═══ Provided records
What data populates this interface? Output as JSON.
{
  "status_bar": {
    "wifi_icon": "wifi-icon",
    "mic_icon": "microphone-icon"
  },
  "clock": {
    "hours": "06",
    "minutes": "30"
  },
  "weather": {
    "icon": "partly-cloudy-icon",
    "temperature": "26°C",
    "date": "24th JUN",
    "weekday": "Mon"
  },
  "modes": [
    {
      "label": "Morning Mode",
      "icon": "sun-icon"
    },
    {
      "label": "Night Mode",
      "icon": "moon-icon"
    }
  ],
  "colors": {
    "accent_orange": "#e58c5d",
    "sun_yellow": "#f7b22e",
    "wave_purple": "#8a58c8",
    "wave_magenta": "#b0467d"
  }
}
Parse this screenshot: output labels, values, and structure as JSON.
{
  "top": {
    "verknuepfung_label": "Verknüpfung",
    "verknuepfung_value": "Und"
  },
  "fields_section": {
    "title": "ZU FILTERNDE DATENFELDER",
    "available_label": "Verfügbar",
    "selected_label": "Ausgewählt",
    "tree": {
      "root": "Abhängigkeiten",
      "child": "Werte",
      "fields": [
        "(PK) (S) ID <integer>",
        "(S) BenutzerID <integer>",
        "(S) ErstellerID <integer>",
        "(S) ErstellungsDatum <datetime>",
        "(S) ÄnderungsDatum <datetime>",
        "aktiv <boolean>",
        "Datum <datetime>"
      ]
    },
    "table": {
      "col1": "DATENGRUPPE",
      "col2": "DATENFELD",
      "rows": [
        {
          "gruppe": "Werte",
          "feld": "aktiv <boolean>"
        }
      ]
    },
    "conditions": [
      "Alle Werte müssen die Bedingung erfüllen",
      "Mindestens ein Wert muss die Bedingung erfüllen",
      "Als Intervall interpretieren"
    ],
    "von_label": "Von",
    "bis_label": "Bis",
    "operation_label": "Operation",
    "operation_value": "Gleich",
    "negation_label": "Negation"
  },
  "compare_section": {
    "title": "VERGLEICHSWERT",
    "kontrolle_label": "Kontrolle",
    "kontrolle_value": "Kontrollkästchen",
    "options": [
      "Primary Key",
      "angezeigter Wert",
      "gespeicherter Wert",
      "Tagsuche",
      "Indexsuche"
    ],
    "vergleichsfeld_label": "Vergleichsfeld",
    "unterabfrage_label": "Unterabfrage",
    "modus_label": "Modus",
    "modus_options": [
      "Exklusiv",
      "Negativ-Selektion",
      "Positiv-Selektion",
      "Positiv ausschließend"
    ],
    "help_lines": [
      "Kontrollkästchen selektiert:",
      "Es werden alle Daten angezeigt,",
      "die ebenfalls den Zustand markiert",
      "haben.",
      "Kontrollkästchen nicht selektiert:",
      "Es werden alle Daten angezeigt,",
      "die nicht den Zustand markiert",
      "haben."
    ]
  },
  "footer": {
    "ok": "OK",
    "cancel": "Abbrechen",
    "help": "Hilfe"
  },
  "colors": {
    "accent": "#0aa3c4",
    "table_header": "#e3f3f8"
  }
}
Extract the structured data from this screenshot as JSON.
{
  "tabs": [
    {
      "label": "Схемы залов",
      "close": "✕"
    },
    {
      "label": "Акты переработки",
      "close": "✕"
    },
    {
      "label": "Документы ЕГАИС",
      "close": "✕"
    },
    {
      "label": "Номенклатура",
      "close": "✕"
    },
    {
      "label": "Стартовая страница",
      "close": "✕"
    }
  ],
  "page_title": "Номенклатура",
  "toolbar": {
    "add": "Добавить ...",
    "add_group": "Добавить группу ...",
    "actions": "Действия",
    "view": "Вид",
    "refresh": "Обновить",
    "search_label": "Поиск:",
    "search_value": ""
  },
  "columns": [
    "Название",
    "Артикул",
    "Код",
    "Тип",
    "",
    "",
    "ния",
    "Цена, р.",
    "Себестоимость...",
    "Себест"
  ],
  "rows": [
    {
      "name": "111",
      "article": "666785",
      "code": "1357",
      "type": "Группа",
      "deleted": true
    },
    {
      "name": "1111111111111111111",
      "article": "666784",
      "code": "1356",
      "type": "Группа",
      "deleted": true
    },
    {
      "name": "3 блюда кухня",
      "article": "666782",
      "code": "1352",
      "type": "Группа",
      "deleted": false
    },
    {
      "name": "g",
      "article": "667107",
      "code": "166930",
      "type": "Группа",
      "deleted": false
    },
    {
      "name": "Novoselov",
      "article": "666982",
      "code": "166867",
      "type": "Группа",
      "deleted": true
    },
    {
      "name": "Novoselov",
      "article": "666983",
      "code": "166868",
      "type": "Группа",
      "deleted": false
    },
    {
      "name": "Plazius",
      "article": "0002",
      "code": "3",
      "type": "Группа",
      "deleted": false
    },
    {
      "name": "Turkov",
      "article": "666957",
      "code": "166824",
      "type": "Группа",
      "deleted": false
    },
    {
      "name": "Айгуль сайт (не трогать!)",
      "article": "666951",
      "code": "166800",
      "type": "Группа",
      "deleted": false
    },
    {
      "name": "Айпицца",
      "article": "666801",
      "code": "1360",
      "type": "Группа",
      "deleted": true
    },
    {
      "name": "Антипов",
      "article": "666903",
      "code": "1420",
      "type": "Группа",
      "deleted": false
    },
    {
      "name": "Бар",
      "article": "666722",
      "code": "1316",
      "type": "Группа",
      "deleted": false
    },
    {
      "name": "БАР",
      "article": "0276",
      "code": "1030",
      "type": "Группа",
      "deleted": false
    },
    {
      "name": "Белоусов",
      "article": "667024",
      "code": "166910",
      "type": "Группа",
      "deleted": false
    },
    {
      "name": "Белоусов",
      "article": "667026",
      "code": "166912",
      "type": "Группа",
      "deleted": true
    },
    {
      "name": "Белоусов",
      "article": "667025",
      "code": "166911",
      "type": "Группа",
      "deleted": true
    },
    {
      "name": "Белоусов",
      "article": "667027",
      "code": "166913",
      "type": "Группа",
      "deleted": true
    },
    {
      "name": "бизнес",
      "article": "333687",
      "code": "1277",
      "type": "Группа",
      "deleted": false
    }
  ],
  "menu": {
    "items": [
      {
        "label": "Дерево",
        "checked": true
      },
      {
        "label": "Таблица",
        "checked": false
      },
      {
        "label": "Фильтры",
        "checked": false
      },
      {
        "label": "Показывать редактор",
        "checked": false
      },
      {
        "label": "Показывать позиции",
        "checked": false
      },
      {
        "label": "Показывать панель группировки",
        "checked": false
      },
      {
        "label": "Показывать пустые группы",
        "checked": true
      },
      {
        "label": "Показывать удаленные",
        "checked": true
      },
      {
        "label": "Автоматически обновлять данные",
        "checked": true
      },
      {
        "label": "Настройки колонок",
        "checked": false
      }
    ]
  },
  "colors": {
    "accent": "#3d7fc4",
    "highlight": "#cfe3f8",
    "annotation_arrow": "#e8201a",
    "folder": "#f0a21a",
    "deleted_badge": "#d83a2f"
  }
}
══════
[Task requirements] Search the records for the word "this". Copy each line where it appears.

[Answer box]
What data populates this interface? Output as JSON.
Parse this screenshot: output labels, values, and structure as JSON.
Extract the structured data from this screenshot as JSON.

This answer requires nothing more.